MVP vs. POC: Unraveling the Key Differences and Similarities


In the world of product development, abbreviations like MVP and POC often pop up. While they may seem like mere jargon, these acronyms play a vital role in shaping the success of a product or project. Let’s dive into what MVP and POC mean and explore their differences and similarities.

MVP (Minimum Viable Product):
MVP is a term popularized by Eric Ries in his book, “The Lean Startup.” It’s a development strategy that focuses on creating a basic version of a product with the minimum features required to satisfy early adopters. The primary goal of an MVP is to test the product’s viability in the market, gather user feedback, and iterate on it for further development.

POC (Proof of Concept):
A Proof of Concept, on the other hand, is a prototype or a small-scale project that demonstrates the feasibility of a concept or a particular technology. It aims to validate a specific idea or hypothesis, often before investing in full-scale development. POCs are commonly used in industries like technology, engineering, and research to assess the practicality of a concept.

Differences between MVP and POC:

MVP: Designed to test and validate the market demand for a product.
POC: Designed to validate the technical feasibility and concept viability.

MVP: Contains the minimum set of features required for a market release.
POC: Often smaller in scope, focusing on a single technical aspect or concept.
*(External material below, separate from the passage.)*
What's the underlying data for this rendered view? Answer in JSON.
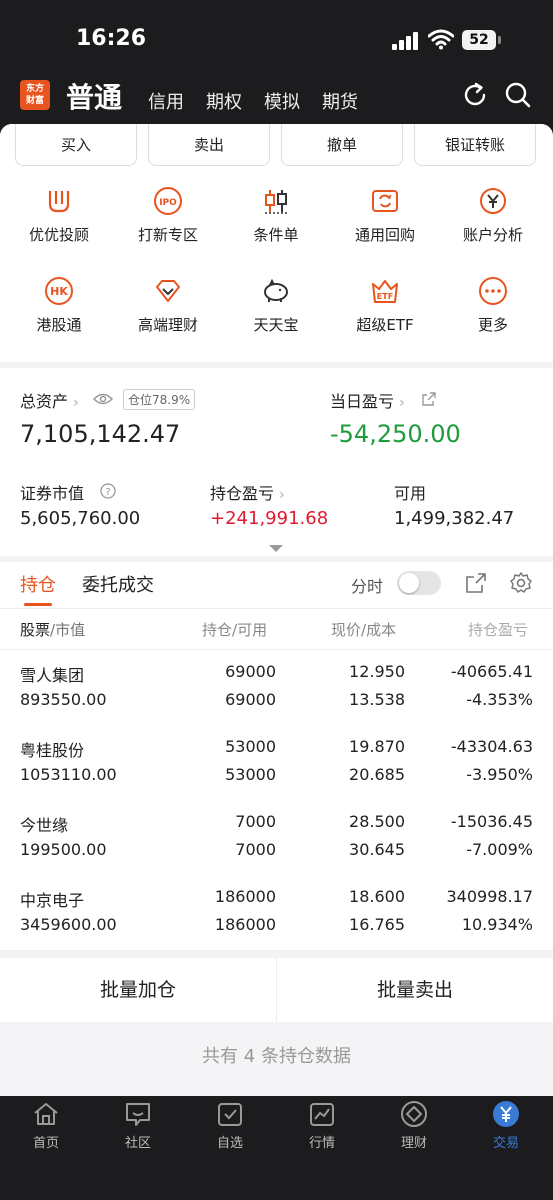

MVP: Targets early adopters and potential users.
POC: Primarily for internal stakeholders, technical teams, or investors.

Development Stage:
MVP: Typically developed after the concept is validated and you’re ready to build a market-ready product.
POC: Developed at an earlier stage to verify whether a concept is technically feasible.

Similarities between MVP and POC:

Risk Reduction:
Both MVP and POC aim to reduce risks. MVP reduces market risks by testing user acceptance, while POC reduces technical risks by verifying the feasibility of a concept.

Both involve a testing phase. MVP tests the product in the market, while POC tests a technical concept.

Both approaches emphasize learning. MVP aims to learn from user feedback, while POC learns from the technical challenges or feasibility.

Both can be cost-effective. MVP prevents overinvestment in a product that might not succeed, while POC prevents investing in a concept that may not be feasible.

When to Use MVP or POC:
Use an MVP when you have a well-defined product idea and want to test its market potential.
Use a POC when you have a new technical concept and need to verify its feasibility before committing to a full-scale project.

In conclusion, MVP and POC are essential strategies that serve different purposes in the world of product development. By understanding their differences and similarities, you can make informed decisions on when and how to apply them to your projects. Both MVP and POC are powerful tools that, when used effectively, can lead to successful products and innovations.